What is an antagonist?

binds to receptor but does not produce a response



How would you reverse the effects of a competitive antagonist?

apply a higher concentration of agonist so as to outcompete the antagonist



What is a noncompetitive antagonist?

Cannot be reversed by any concentration of agonist



Is an irreversible antagonist always noncompetitive?

yes



Is a noncompetitive antagonist always irreversible?

No



Graphically, which antagonist resembles a partial agonist?
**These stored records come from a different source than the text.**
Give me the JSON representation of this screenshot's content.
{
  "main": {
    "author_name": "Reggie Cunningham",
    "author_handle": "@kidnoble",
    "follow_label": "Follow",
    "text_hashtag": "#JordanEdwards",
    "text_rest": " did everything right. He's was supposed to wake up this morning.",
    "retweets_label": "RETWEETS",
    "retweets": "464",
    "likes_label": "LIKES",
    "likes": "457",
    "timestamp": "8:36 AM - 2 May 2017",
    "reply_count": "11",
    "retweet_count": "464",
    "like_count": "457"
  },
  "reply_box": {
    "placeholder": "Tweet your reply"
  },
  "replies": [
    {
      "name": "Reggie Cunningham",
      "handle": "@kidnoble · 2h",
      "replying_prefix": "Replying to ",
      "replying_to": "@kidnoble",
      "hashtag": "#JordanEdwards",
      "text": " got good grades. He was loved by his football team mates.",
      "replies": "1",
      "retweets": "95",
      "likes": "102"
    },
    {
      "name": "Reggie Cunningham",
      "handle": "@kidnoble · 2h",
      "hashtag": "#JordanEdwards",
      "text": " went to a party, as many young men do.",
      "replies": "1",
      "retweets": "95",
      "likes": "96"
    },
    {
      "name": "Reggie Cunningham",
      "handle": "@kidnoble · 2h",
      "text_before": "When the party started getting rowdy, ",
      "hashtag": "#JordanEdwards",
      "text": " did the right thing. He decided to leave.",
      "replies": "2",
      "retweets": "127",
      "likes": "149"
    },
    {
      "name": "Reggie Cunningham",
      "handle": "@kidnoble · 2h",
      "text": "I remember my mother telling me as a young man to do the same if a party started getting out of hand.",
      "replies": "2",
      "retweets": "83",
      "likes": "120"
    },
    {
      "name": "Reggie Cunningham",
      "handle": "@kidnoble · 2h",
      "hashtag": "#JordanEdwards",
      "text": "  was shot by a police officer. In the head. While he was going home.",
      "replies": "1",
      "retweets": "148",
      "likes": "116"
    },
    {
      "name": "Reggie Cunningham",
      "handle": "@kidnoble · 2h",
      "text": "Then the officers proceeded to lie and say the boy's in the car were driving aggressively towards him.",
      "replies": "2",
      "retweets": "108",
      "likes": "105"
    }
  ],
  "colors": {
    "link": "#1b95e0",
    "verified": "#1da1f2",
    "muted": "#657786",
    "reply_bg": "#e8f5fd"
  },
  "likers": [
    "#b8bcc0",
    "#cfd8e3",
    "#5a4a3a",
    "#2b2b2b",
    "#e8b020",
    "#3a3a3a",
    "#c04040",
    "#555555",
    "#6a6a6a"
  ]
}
A competitive or noncompetitive antagonist?

graphically, a noncompetitive antagonist resembles a partial agonist, because in both cases the full effect cannot be attained regardless of how much agonist is applied
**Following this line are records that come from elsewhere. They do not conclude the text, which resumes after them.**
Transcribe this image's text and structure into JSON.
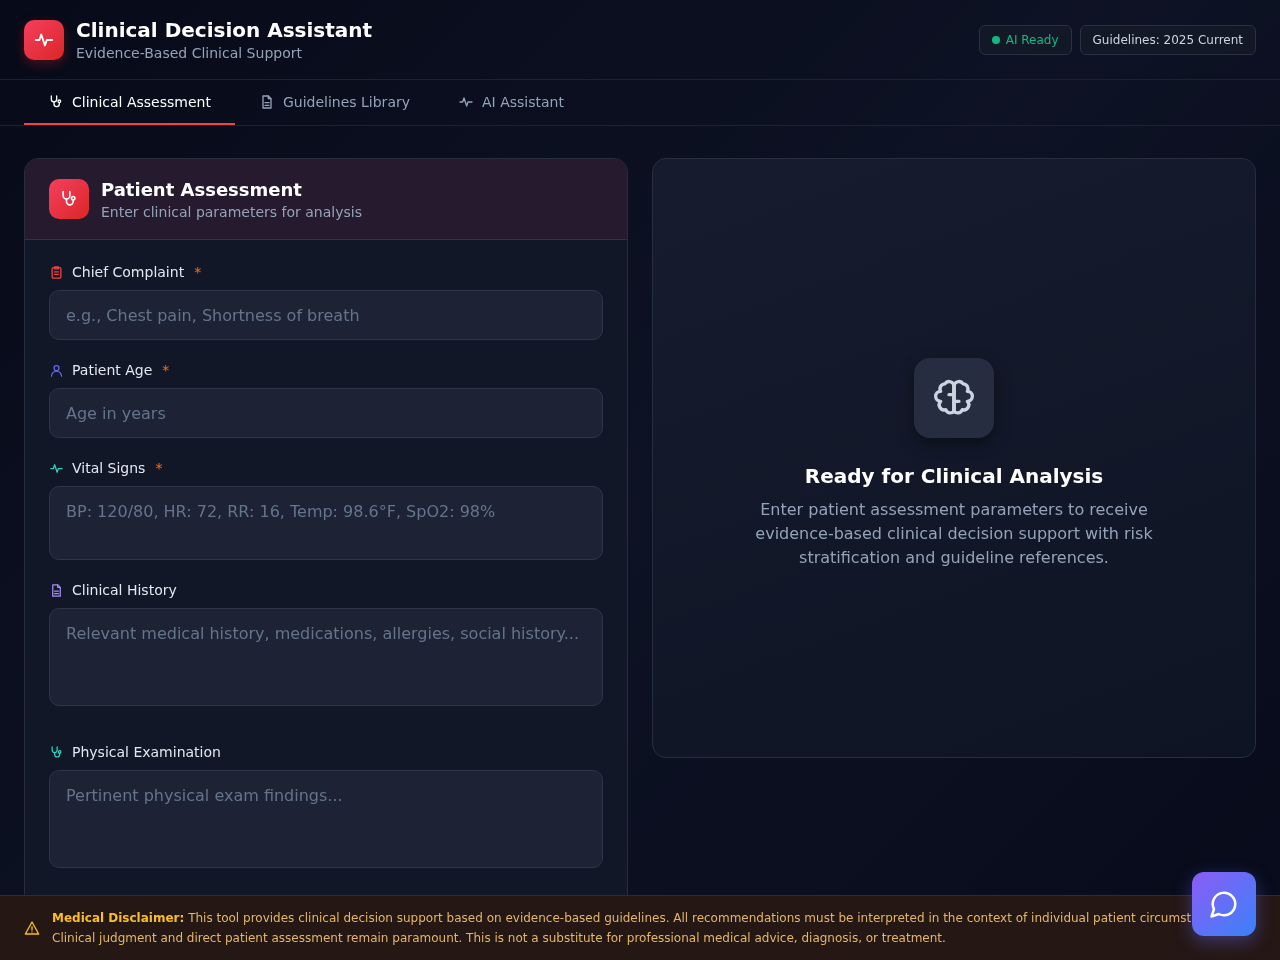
{
  "header": {
    "title": "Clinical Decision Assistant",
    "subtitle": "Evidence-Based Clinical Support",
    "badges": [
      {
        "label": "AI Ready",
        "color": "#10b981"
      },
      {
        "label": "Guidelines: 2025 Current"
      }
    ]
  },
  "tabs": [
    {
      "label": "Clinical Assessment",
      "selected": true
    },
    {
      "label": "Guidelines Library",
      "selected": false
    },
    {
      "label": "AI Assistant",
      "selected": false
    }
  ],
  "assessment": {
    "title": "Patient Assessment",
    "subtitle": "Enter clinical parameters for analysis",
    "fields": [
      {
        "kind": "input",
        "label": "Chief Complaint",
        "required_mark": "*",
        "placeholder": "e.g., Chest pain, Shortness of breath"
      },
      {
        "kind": "input",
        "label": "Patient Age",
        "required_mark": "*",
        "placeholder": "Age in years"
      },
      {
        "kind": "textarea",
        "label": "Vital Signs",
        "required_mark": "*",
        "placeholder": "BP: 120/80, HR: 72, RR: 16, Temp: 98.6°F, SpO2: 98%"
      },
      {
        "kind": "textarea",
        "label": "Clinical History",
        "placeholder": "Relevant medical history, medications, allergies, social history..."
      },
      {
        "kind": "textarea",
        "label": "Physical Examination",
        "placeholder": "Pertinent physical exam findings..."
      }
    ]
  },
  "analysis": {
    "title": "Ready for Clinical Analysis",
    "text": "Enter patient assessment parameters to receive evidence-based clinical decision support with risk stratification and guideline references."
  },
  "disclaimer": {
    "label": "Medical Disclaimer:",
    "lines": [
      "This tool provides clinical decision support based on evidence-based guidelines. All recommendations must be interpreted in the context of individual patient circumst",
      "Clinical judgment and direct patient assessment remain paramount. This is not a substitute for professional medical advice, diagnosis, or treatment."
    ]
  }
}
If a receptor without a drug is mostly in an inactive state and a receptor that is bound to an agonist is mostly in an active state, what state is a partial agonist in?

only partially active
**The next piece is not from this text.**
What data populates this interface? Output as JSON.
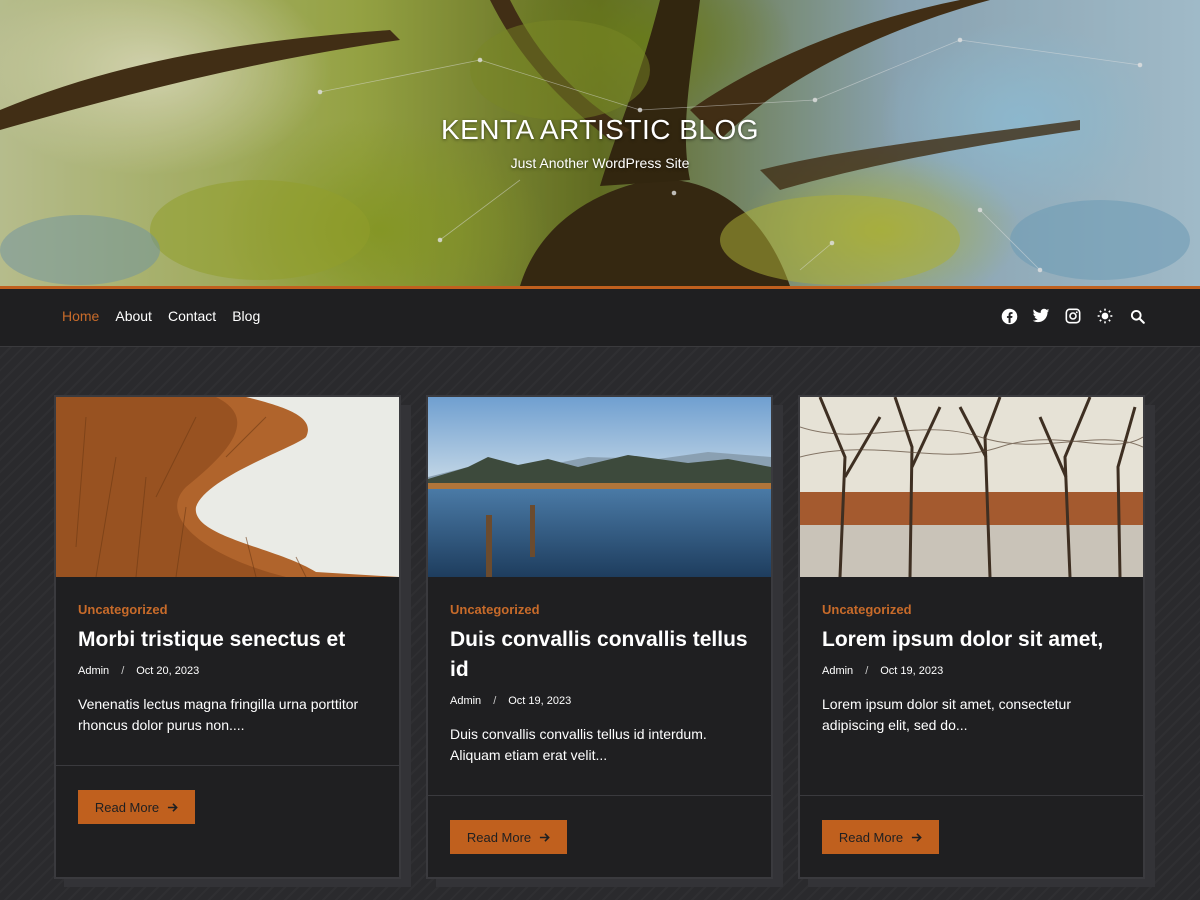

what is a partial agonist?

bind and produces response , but not = in response to full agonist



What does a partial agonist look like on a graph?

like an agonist combined with an noncompetitive antagonist

None


what affect does a partial agonist have on a full agonist?

act somewhat like a noncompetitive antagonist

None


What is an inverse agonist?

Inverse agonists stablize a receptor in its "off" state: So it binds to a receptor and produces a response that is opposite to an agonist



Of the following, (parial agonist, antagonist, inverse agonist)which will have the greatest NEGATIVE affect on a circuit that is on (due to an agonist)? (Hint: place in order)

Greatest to lowest negative effect: inverse agonist > antagonist > partial agonist



Of the following, (partial agonist, agonist, inverse agonist), which will have the most POSITIVE affect on the circuit that is off (due to an antagonist)? (Hint: place in order from greatest to lowest positive effect:

Greatest to lowest positive affect: Agonist > partial agonist > inverse (no positive effect)



Define Efficacy and Potency

Efficacy: the extent of the biological response to a drug (a infinite concentration)… Potency: the amount of drug needed to produce a biological effect (where more potent drugs require less concentration to have an effect  albeit not necessarily a maximal effect)



On a drug response curve how is a) greater potency demontrated… b) greater efficacy demonstrated?

a) more potent the curve is to the left… b) greater efficacy goes higher in reponse



On a curve that shows 3 drugs, one has NO cooperativity and the other two have either positive cooperativity and negative cooperativity, how is demontrated?

Postive cooperativity has a steeper curve… where negative cooperativity is a shallower curve… both relative to the "no cooperativity" curve



Do cooperative curves show Michaelis Menton?

no



Define desensitization, homo desensitization, and hetero desensitization.

Desensitization: decreased response to an agonist over a short period of time… Homologous D: only the stimulated receptor is desensitized… Heterologous D: other receptors are alos desensitized even though they are not stimulated by the initial agonist.



what does a quantal dose effect curve show?

response is reduced to "plus" or "minus", and a fraction of individuals who respond is plotted vs dose



What is the usefulness of quantal dose curves?

They are useful in determining therapeutic indices.



what are three potential mechanisms for therapeutic vs toxic effects?

(1) one DR interaction> one effector, which can have a therapeutic or toxic toxic effect… (2) one DR interaction > two effectors: on effector has a therapeutic effect the other receptor has a toxic effect… (3) D+R1 and D+R2 > each effects a different effector, one effector has a therapeutic effect and the other effector has a toxic effect



Give the equation for the therapeutic Index

therapeutic index = TD50/ED50… where TD50 is the dose at which a toxic effect is seen in 50% of individuals… ED50 is the dose at which a efficacy is seen in 50% of indivduals

None